- Smarter railway processes: SMARTness in transportation is closely related to operation and maintenance methodologies aiming for self-configuration, self-maintenance, and self-repair systems to maximise capacity and asset use by minimising shutdowns. Instrumented, interconnected, and intelligent assets will be maintained in a very different way
- System integration, safety, and interoperability: New O&M policies based on big data will harmonise RAMS (Reliability, Availability and Maintainability) analysis and calculations across borders, leading to greater interoperability. Safety will be increased as a consequence of the increased reliability. In addition, there will be a common way to integrate systems, creating complex assets as system of systems, but in such a way that reliability is not affected by the complexity along international corridors.
Last but not least, big data analytics have potential benefits for energy and sustainability in the railway domain. Better O&M will decrease the energy consumption and reduce the carbon footprint of assets, both rolling stock and infrastructure. The use of big data in the railway sector will optimise operation and maintenance methodologies by taking an holistic approach, considering the entire lifecycle of the asset in a ‘cradle to the grave’ approach and contributing to the sustainability of the transportation system in a significant way.
Diego Galar is Professor of Condition Monitoring in the Division of Operation and Maintenance Engineering at Luleå University of Technology where he is coordinating several railway projects at national and international level related to different aspects of cyber-physical systems, Industry 4.0, IoT or Big Data. He was also involved in the SKF UTC centre located in Luleå focused on SMART bearings for rolling stock. He is also Principal Researcher in Tecnalia (Spain), heading the Maintenance and Reliability research group where he is also leading projects with companies such as CAF and TALGO.
Ramin Karim has PhD in the area of Operation and Maintenance Engineering with focus on e-Maintenance. He is responsible for the e-Maintenance research area at Luleå University of Technology. Ramin has over 15 years of industry experience in the ICT field and has held numerous roles including Software Developer, Systems Architect, Project Manager, Multi- Project Leader, Product Manager and Technology Business Developer.
Uday Kumar is Chaired Professor of Operation and Maintenance Engineering and Director of Luleå Railway Research Centre plus Scientific Director of the Strategic Area of Research and Innovation- Sustainable Transport at Luleå University of Technology.

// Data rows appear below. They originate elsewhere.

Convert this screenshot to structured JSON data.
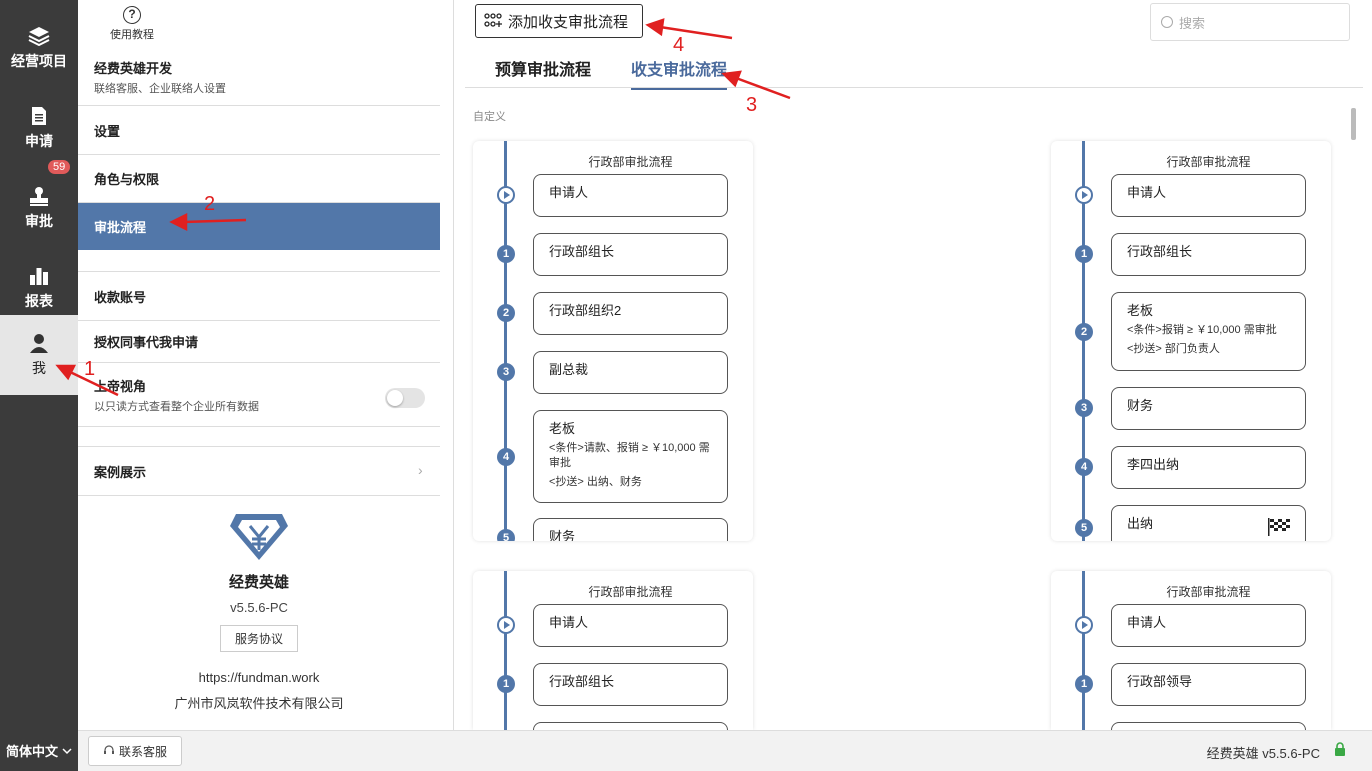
{
  "nav": {
    "items": [
      {
        "label": "经营项目",
        "icon": "layers-icon"
      },
      {
        "label": "申请",
        "icon": "document-icon"
      },
      {
        "label": "审批",
        "icon": "stamp-icon",
        "badge": "59"
      },
      {
        "label": "报表",
        "icon": "bar-chart-icon"
      },
      {
        "label": "我",
        "icon": "user-icon"
      }
    ],
    "language": "简体中文"
  },
  "panel": {
    "help_label": "使用教程",
    "company": {
      "title": "经费英雄开发",
      "subtitle": "联络客服、企业联络人设置"
    },
    "rows": [
      "设置",
      "角色与权限",
      "审批流程",
      "收款账号",
      "授权同事代我申请"
    ],
    "god_view": {
      "title": "上帝视角",
      "subtitle": "以只读方式查看整个企业所有数据"
    },
    "showcase": "案例展示",
    "about": {
      "name": "经费英雄",
      "version": "v5.5.6-PC",
      "agreement": "服务协议",
      "url": "https://fundman.work",
      "company": "广州市风岚软件技术有限公司"
    }
  },
  "main": {
    "add_button": "添加收支审批流程",
    "search_placeholder": "搜索",
    "tabs": [
      "预算审批流程",
      "收支审批流程"
    ],
    "section_label": "自定义",
    "cards": [
      {
        "title": "行政部审批流程",
        "nodes": [
          {
            "step": "",
            "name": "申请人"
          },
          {
            "step": "1",
            "name": "行政部组长"
          },
          {
            "step": "2",
            "name": "行政部组织2"
          },
          {
            "step": "3",
            "name": "副总裁"
          },
          {
            "step": "4",
            "name": "老板",
            "cond": "<条件>请款、报销 ≥ ￥10,000 需审批",
            "cc": "<抄送> 出纳、财务"
          },
          {
            "step": "5",
            "name": "财务"
          }
        ]
      },
      {
        "title": "行政部审批流程",
        "nodes": [
          {
            "step": "",
            "name": "申请人"
          },
          {
            "step": "1",
            "name": "行政部组长"
          },
          {
            "step": "2",
            "name": "老板",
            "cond": "<条件>报销 ≥ ￥10,000 需审批",
            "cc": "<抄送> 部门负责人"
          },
          {
            "step": "3",
            "name": "财务"
          },
          {
            "step": "4",
            "name": "李四出纳"
          },
          {
            "step": "5",
            "name": "出纳"
          }
        ]
      },
      {
        "title": "行政部审批流程",
        "nodes": [
          {
            "step": "",
            "name": "申请人"
          },
          {
            "step": "1",
            "name": "行政部组长"
          }
        ]
      },
      {
        "title": "行政部审批流程",
        "nodes": [
          {
            "step": "",
            "name": "申请人"
          },
          {
            "step": "1",
            "name": "行政部领导"
          }
        ]
      }
    ]
  },
  "bottom": {
    "support": "联系客服",
    "version": "经费英雄 v5.5.6-PC"
  },
  "annotations": [
    "1",
    "2",
    "3",
    "4"
  ],
  "colors": {
    "accent": "#5277a9",
    "nav_bg": "#3b3b3b",
    "annotation": "#e02020",
    "badge": "#e05a5a"
  }
}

Uday has research interests in the subject areas of Reliability and Maintainability Engineering, Maintenance Modelling, Condition Monitoring and LCC and Risk analysis.
- Kans, Mirka, and Diego Galar. ‘The Impact of Maintenance 4.0 and Big Data Analytics within Strategic Asset Management’. 6th International Conference on Maintenance Performance Measurement and Management, 28 November 2016, Luleå, Sweden. Luleå University of Technology, 2017.
- Karim, R., Westerberg, J., Galar, D., & Kumar, U. (2016). Maintenance Analytics – The New Know in Maintenance. IFAC-PapersOnLine, 49(28), 214-219.
- Galar, D., Palo, M., Van Horenbeek, A., & Pintelon, L. (2012). Integration of disparate data sources to perform maintenance prognosis and optimal decision making. Insight-non-destructive testing and condition monitoring, 54(8), 440-445.
- Galar, Diego, Mirka Kans, and Bernard Schmidt. ‘Big Data in Asset Management: Knowledge Discovery in Asset Data by the Means of Data Mining’. Proceedings of the 10th World Congress on Engineering Asset Management (WCEAM 2015). Springer International Publishing, 2016.
- Thaduri, Adithya, Diego Galar, and Uday Kumar. ‘Railway assets: a potential domain for big data analytics’. Procedia Computer Science 53 (2015): 457-467.